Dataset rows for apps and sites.
──────────
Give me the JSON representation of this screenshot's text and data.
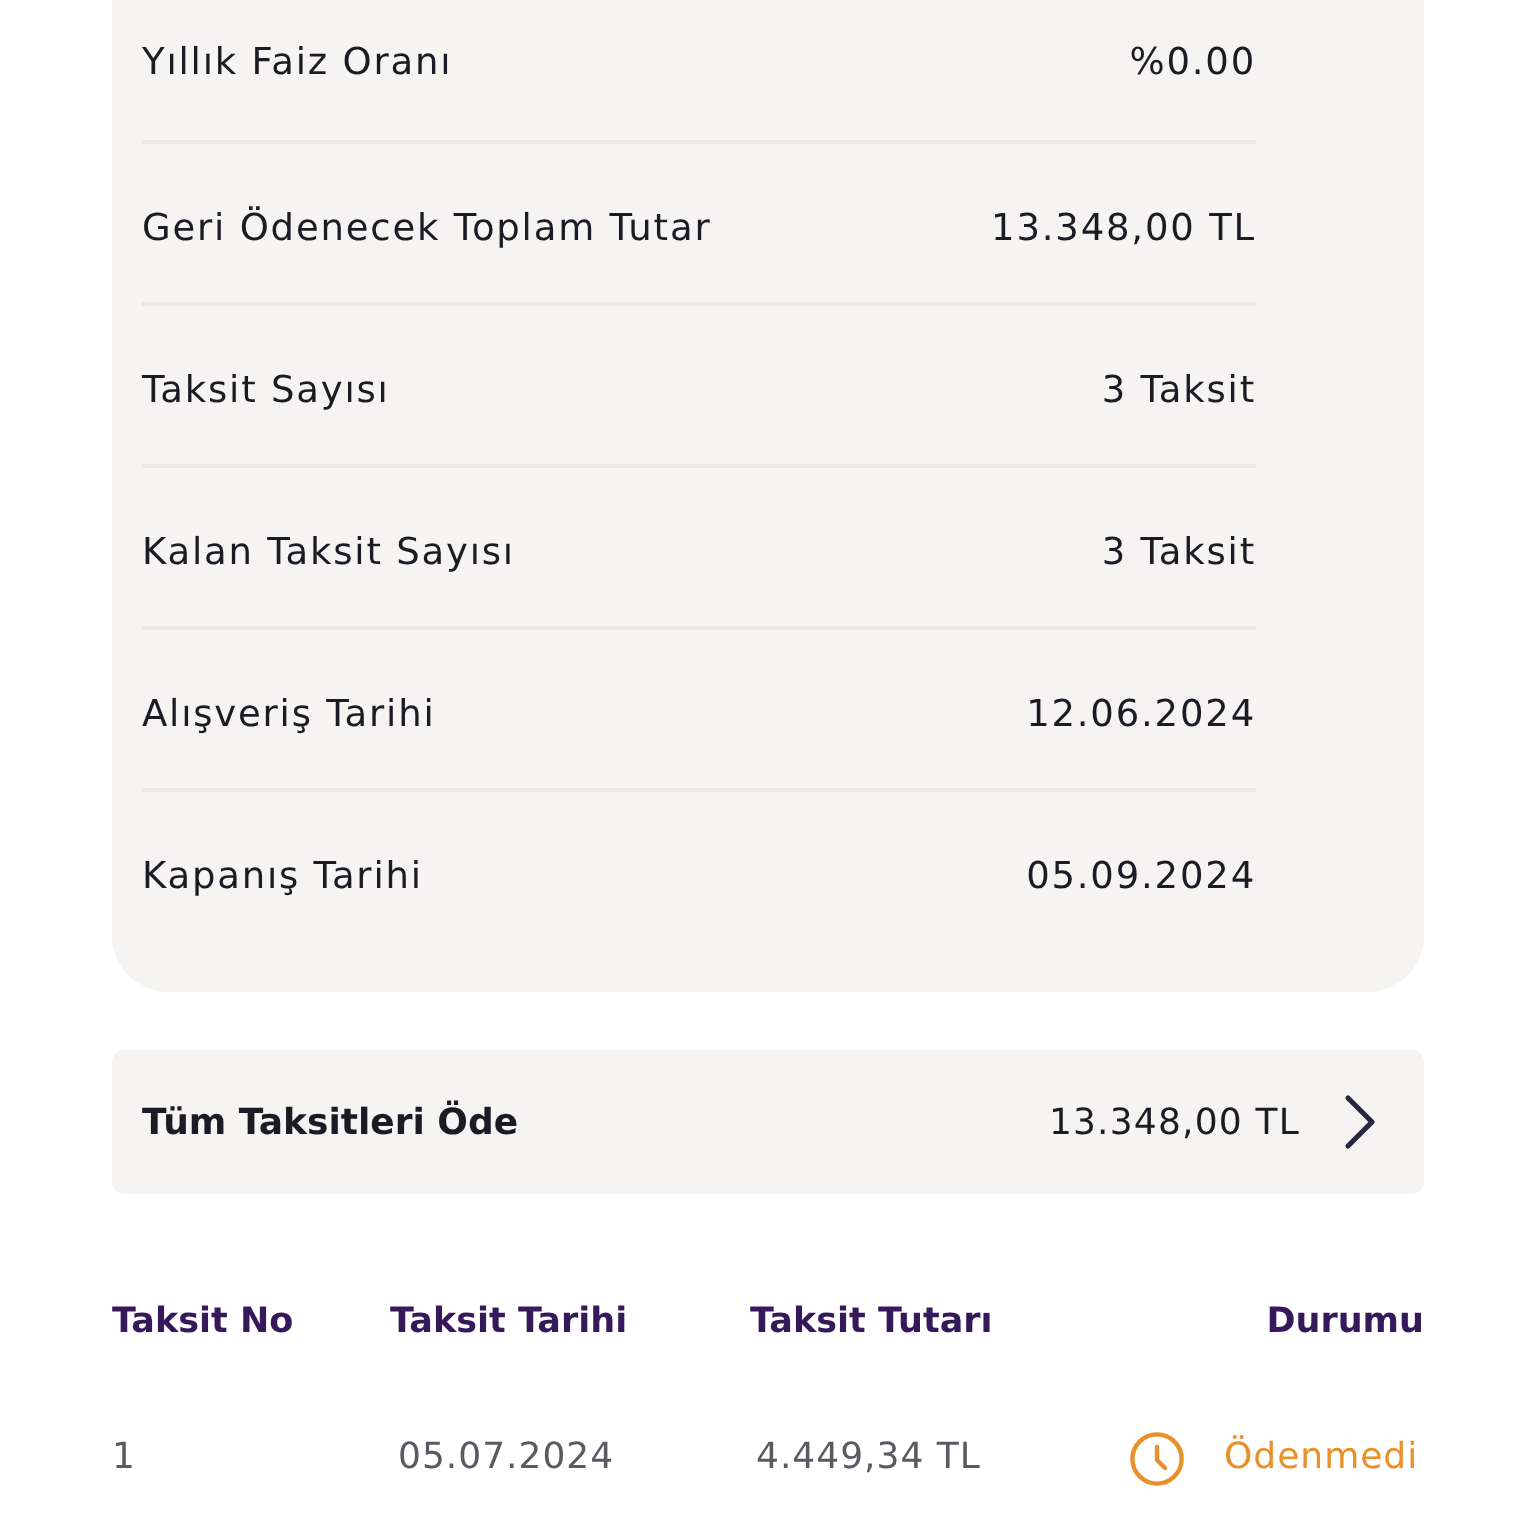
{
  "details": [
    {
      "label": "Yıllık Faiz Oranı",
      "value": "%0.00"
    },
    {
      "label": "Geri Ödenecek Toplam Tutar",
      "value": "13.348,00 TL"
    },
    {
      "label": "Taksit Sayısı",
      "value": "3 Taksit"
    },
    {
      "label": "Kalan Taksit Sayısı",
      "value": "3 Taksit"
    },
    {
      "label": "Alışveriş Tarihi",
      "value": "12.06.2024"
    },
    {
      "label": "Kapanış Tarihi",
      "value": "05.09.2024"
    }
  ],
  "pay_all": {
    "label": "Tüm Taksitleri Öde",
    "amount": "13.348,00 TL"
  },
  "installments": {
    "columns": [
      "Taksit No",
      "Taksit Tarihi",
      "Taksit Tutarı",
      "Durumu"
    ],
    "rows": [
      {
        "no": "1",
        "date": "05.07.2024",
        "amount": "4.449,34 TL",
        "status": "Ödenmedi",
        "paid": false
      }
    ]
  }
}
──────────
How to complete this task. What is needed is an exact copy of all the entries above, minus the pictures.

Answer space.
Give me the JSON representation of this screenshot's text and data.
{
  "details": [
    {
      "label": "Yıllık Faiz Oranı",
      "value": "%0.00"
    },
    {
      "label": "Geri Ödenecek Toplam Tutar",
      "value": "13.348,00 TL"
    },
    {
      "label": "Taksit Sayısı",
      "value": "3 Taksit"
    },
    {
      "label": "Kalan Taksit Sayısı",
      "value": "3 Taksit"
    },
    {
      "label": "Alışveriş Tarihi",
      "value": "12.06.2024"
    },
    {
      "label": "Kapanış Tarihi",
      "value": "05.09.2024"
    }
  ],
  "pay_all": {
    "label": "Tüm Taksitleri Öde",
    "amount": "13.348,00 TL"
  },
  "installments": {
    "columns": [
      "Taksit No",
      "Taksit Tarihi",
      "Taksit Tutarı",
      "Durumu"
    ],
    "rows": [
      {
        "no": "1",
        "date": "05.07.2024",
        "amount": "4.449,34 TL",
        "status": "Ödenmedi",
        "paid": false
      }
    ]
  }
}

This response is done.